Pet nutrition is a really important topic – yet often, pet parents may be in the dark about important details of their pet’s diet. Consulting with your family veterinarian is important to ensure that your pet’s food includes the proper nutrients for their lifestyle and stage of life. If needed, your family vet can make a referral to a board-certified veterinary nutritionist®.
In October of 2023, Dr. Rachael Adams, one of our emergency veterinarians, joined us on Facebook Live to discuss pet nutrition. Dr. Adams is not a board-certified veterinary nutritionist® but has a passion for the topic and a lot of knowledge to share! You can watch the video replay of the information she shared or read a summary below.
There are thousands of pet foods out there! When selecting a diet for your dog or cat, it is best to follow the World Small Animal Veterinary Association (WSAVA) Criteria for selecting a brand.
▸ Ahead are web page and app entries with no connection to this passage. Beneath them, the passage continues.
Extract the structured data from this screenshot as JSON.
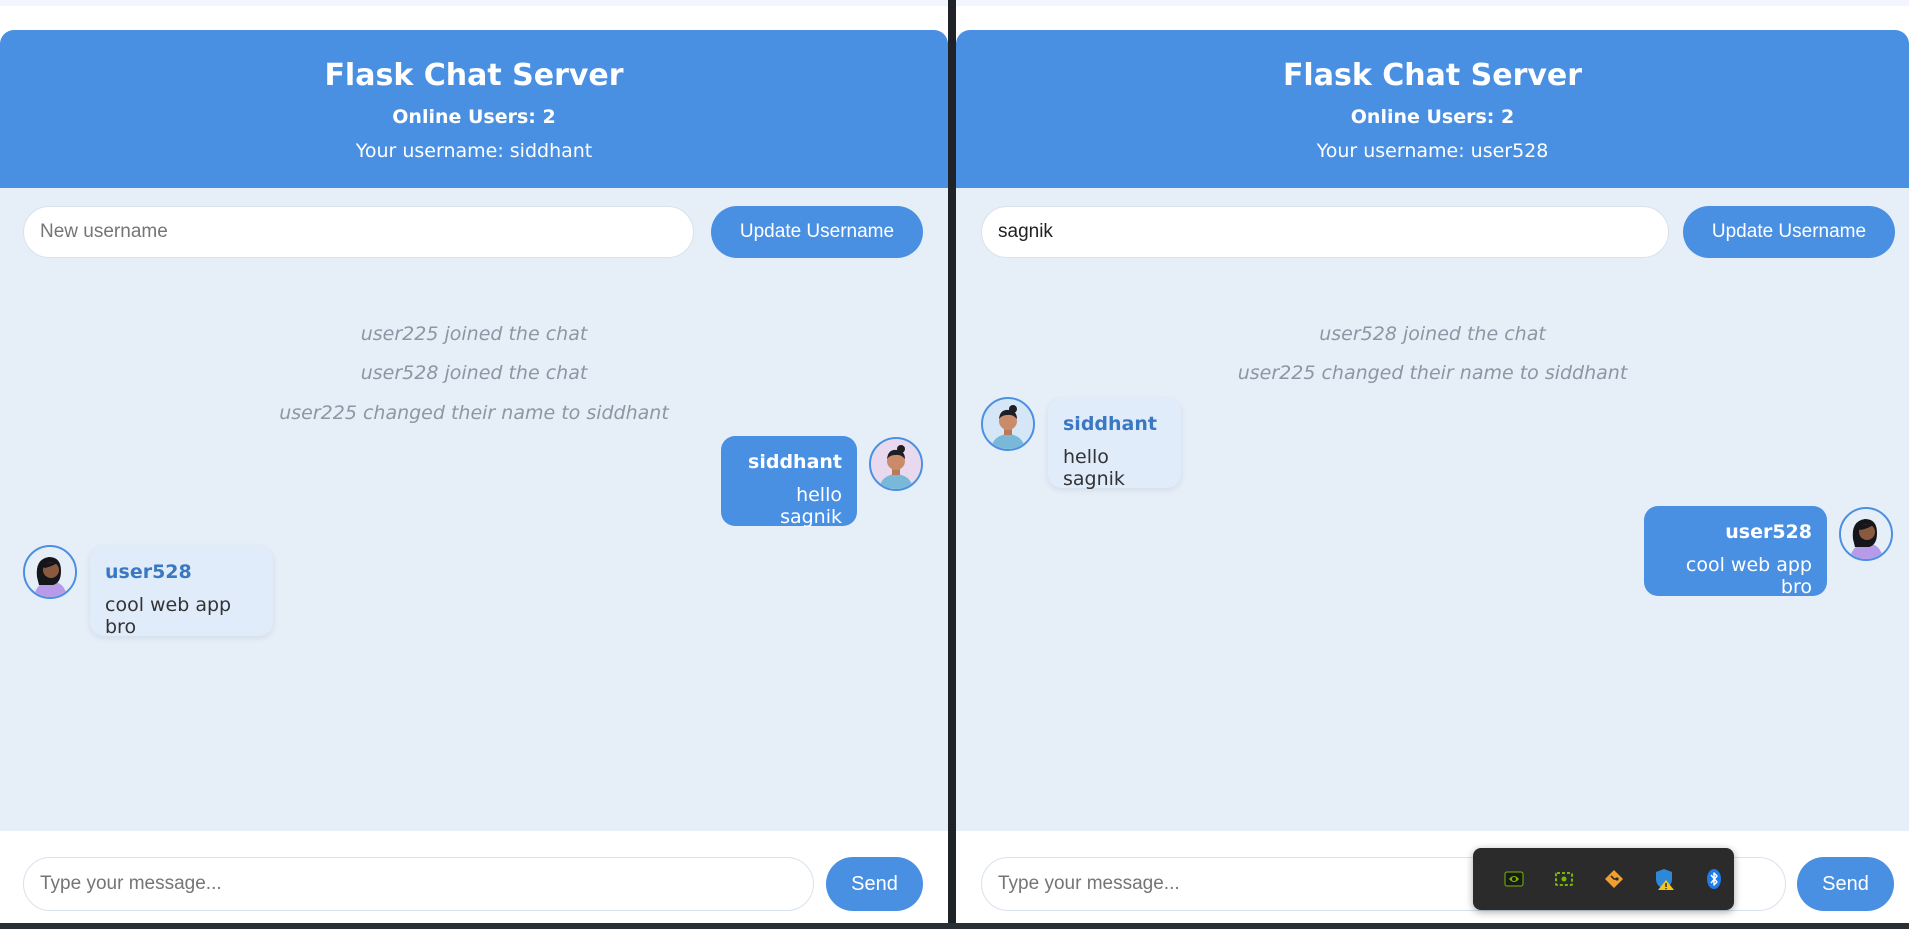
{
  "windows": [
    {
      "title": "Flask Chat Server",
      "online_users": "Online Users: 2",
      "your_username": "Your username: siddhant",
      "username_input": {
        "value": "",
        "placeholder": "New username"
      },
      "update_button": "Update Username",
      "system_messages": [
        "user225 joined the chat",
        "user528 joined the chat",
        "user225 changed their name to siddhant"
      ],
      "messages": [
        {
          "direction": "sent",
          "user": "siddhant",
          "text": "hello sagnik",
          "avatar_icon": "male-avatar-icon"
        },
        {
          "direction": "received",
          "user": "user528",
          "text": "cool web app bro",
          "avatar_icon": "female-avatar-icon"
        }
      ],
      "message_input": {
        "value": "",
        "placeholder": "Type your message..."
      },
      "send_button": "Send"
    },
    {
      "title": "Flask Chat Server",
      "online_users": "Online Users: 2",
      "your_username": "Your username: user528",
      "username_input": {
        "value": "sagnik",
        "placeholder": "New username"
      },
      "update_button": "Update Username",
      "system_messages": [
        "user528 joined the chat",
        "user225 changed their name to siddhant"
      ],
      "messages": [
        {
          "direction": "received",
          "user": "siddhant",
          "text": "hello sagnik",
          "avatar_icon": "male-avatar-icon"
        },
        {
          "direction": "sent",
          "user": "user528",
          "text": "cool web app bro",
          "avatar_icon": "female-avatar-icon"
        }
      ],
      "message_input": {
        "value": "",
        "placeholder": "Type your message..."
      },
      "send_button": "Send"
    }
  ],
  "system_tray": {
    "icons": [
      "nvidia-icon",
      "nvidia-broadcast-icon",
      "git-icon",
      "windows-security-warning-icon",
      "bluetooth-icon"
    ]
  },
  "colors": {
    "accent": "#4a90e2",
    "chat_background": "#e6eef7",
    "received_bubble": "#e1ecfb",
    "system_text": "#8c96a4"
  }
}
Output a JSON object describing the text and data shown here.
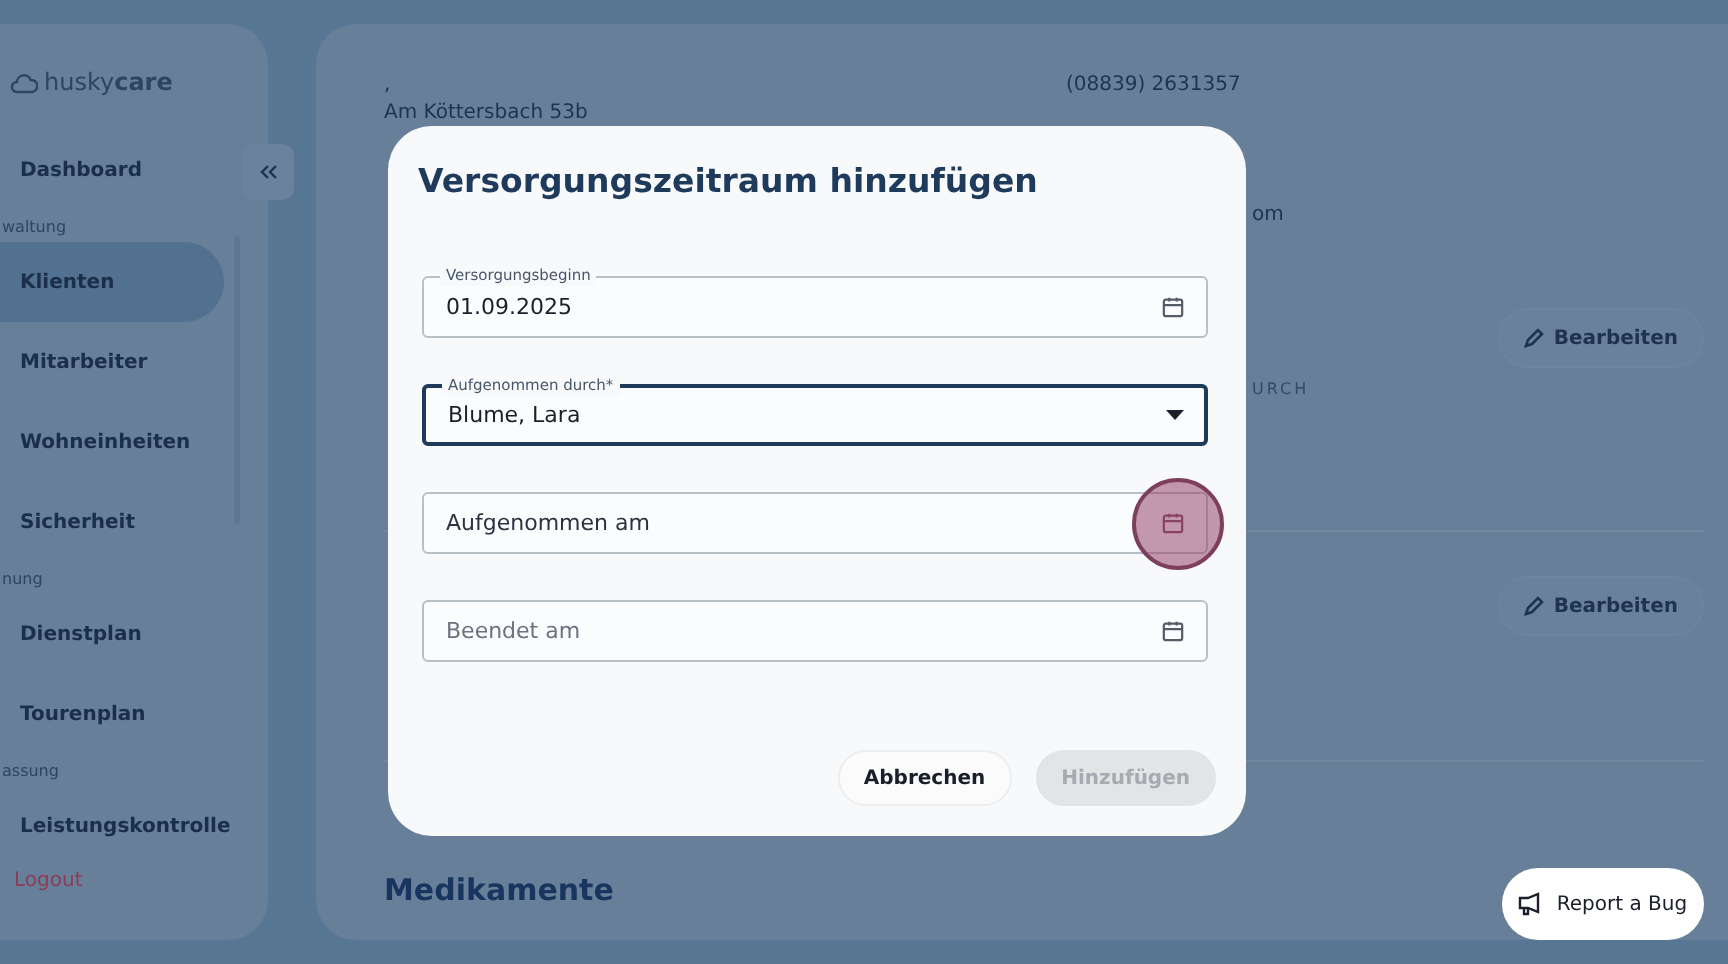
{
  "sidebar": {
    "logo": {
      "prefix": "husky",
      "suffix": "care"
    },
    "items": [
      {
        "kind": "item",
        "label": "Dashboard",
        "selected": false
      },
      {
        "kind": "section",
        "label": "waltung"
      },
      {
        "kind": "item",
        "label": "Klienten",
        "selected": true
      },
      {
        "kind": "item",
        "label": "Mitarbeiter",
        "selected": false
      },
      {
        "kind": "item",
        "label": "Wohneinheiten",
        "selected": false
      },
      {
        "kind": "item",
        "label": "Sicherheit",
        "selected": false
      },
      {
        "kind": "section",
        "label": "nung"
      },
      {
        "kind": "item",
        "label": "Dienstplan",
        "selected": false
      },
      {
        "kind": "item",
        "label": "Tourenplan",
        "selected": false
      },
      {
        "kind": "section",
        "label": "assung"
      },
      {
        "kind": "item",
        "label": "Leistungskontrolle",
        "selected": false
      }
    ],
    "logout": "Logout"
  },
  "content": {
    "comma": ",",
    "street": "Am Köttersbach 53b",
    "phone": "(08839) 2631357",
    "email_tail": "om",
    "column_tail": "URCH",
    "edit_buttons": [
      "Bearbeiten",
      "Bearbeiten"
    ],
    "section_title": "Medikamente"
  },
  "dialog": {
    "title": "Versorgungszeitraum hinzufügen",
    "fields": [
      {
        "kind": "date",
        "label": "Versorgungsbeginn",
        "value": "01.09.2025",
        "pressed": false
      },
      {
        "kind": "select",
        "label": "Aufgenommen durch*",
        "value": "Blume, Lara",
        "focused": true
      },
      {
        "kind": "date",
        "placeholder": "Aufgenommen am",
        "pressed": true
      },
      {
        "kind": "date",
        "placeholder": "Beendet am",
        "pressed": false
      }
    ],
    "buttons": [
      {
        "label": "Abbrechen",
        "disabled": false
      },
      {
        "label": "Hinzufügen",
        "disabled": true
      }
    ]
  },
  "report_button": "Report a Bug"
}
Some of the companies that meet these criteria include:
- Royal Canin
These pet food brands all meet the guidelines set by WSAVA. This doesn’t mean other brands aren’t appropriate, but they should be discussed with your veterinarian or a board-certified veterinary nutritionist®. When reviewing a food brand’s credibility, a veterinarian will consider the following questions:
- Does the company have a board-certified veterinary nutritionist on-staff?
- Do they have published quality control standards to ensure safety and high-quality products?
- Do they own their own production facility?
The Association of American Feed Control Officials (AAFCO) is a non-profit organization which sets standards for the quality and safety of animal feed and pet food in the United States. An AAFCO nutritional adequacy statement helps pet parents determine what life stage the food is formulated for. This statement is often found in small print on the back or side of a food bag – typically underneath the ingredients and nutritional breakdown label.
All pet food will have an AAFCO Nutritional Adequacy Statement. Here are examples of what a statement should look like:
- “_____is formulated to meet the nutritional levels established by the AAFCO Dog (or Cat) Food Nutrient Profiles for _____.”
- “Animal feedings tests using AAFCO procedures substantiate that ____ provides complete and balanced nutrition for _____.”
- “____ provides complete and balanced nutrition for ____ and is comparable to a product which has been substantiated using AAFCO feeding tests.”
AAFCO also has four recognized life stages that will be listed as part of the nutritional adequacy statement.
Recognized life stages are:
- All life stages
How to Choose Your Pet’s Food
There are many different pet diets from many different brands. When choosing your pet’s food, consider not only the AAFCO Statement, but also your pet’s specific nutritional needs, especially if they have any health issues or diseases.
For example, Dr. Adams has a 6-year-old black Labrador named Finn. Finn is on a veterinary therapeutic diet, which is a specialized diet for pets that addresses a medical purpose. This type of diet requires a prescription from a veterinarian. Finn needed this special diet for two reasons:
- Finn has an ongoing disease process in his shoulders that led to arthritis at a young age. Some veterinary nutrition studies have found that omega-3 fatty acids can help slow the progression of arthritis in dogs. Omega-3 fatty acids are a great supplement for middle-aged and senior dogs, especially large breed dogs, to both prevent and improve mobility issues. Instead of taking these fatty acids in a capsule, Finn’s food has a higher amount of Omega-3s to help prolong his quality of life.
- Finn is a Labrador who loves to eat! To prevent obesity, his food has a very high fiber content. Fiber allows Finn to eat a higher volume of food without the extra calories. In addition, Finn used to have runny stool, but the high-fiber food also resolved this issue.
It’s truly amazing what diets can do to improve your pet’s quality of life!
Selecting your pet’s food may seem overwhelming, but we hope this blog arms you with the knowledge you need to make an informed decision. Remember, always check the nutritional information and the AAFCO statement, consider your pet’s medical conditions or specific nutritional needs, and always discuss your questions or concerns with your family veterinarian or a board-certified veterinary nutritionist. They will help you choose the best diet for your pet!
Read Part II of this blog to learn about current pet diet trends such as raw diets, homecooked diets, “boutique” diets, supplements, CBD products for pets, and more!
Content provided by Rachael Adams, DVM and Cassie Panning BS, CVT, VTS (Nutrition).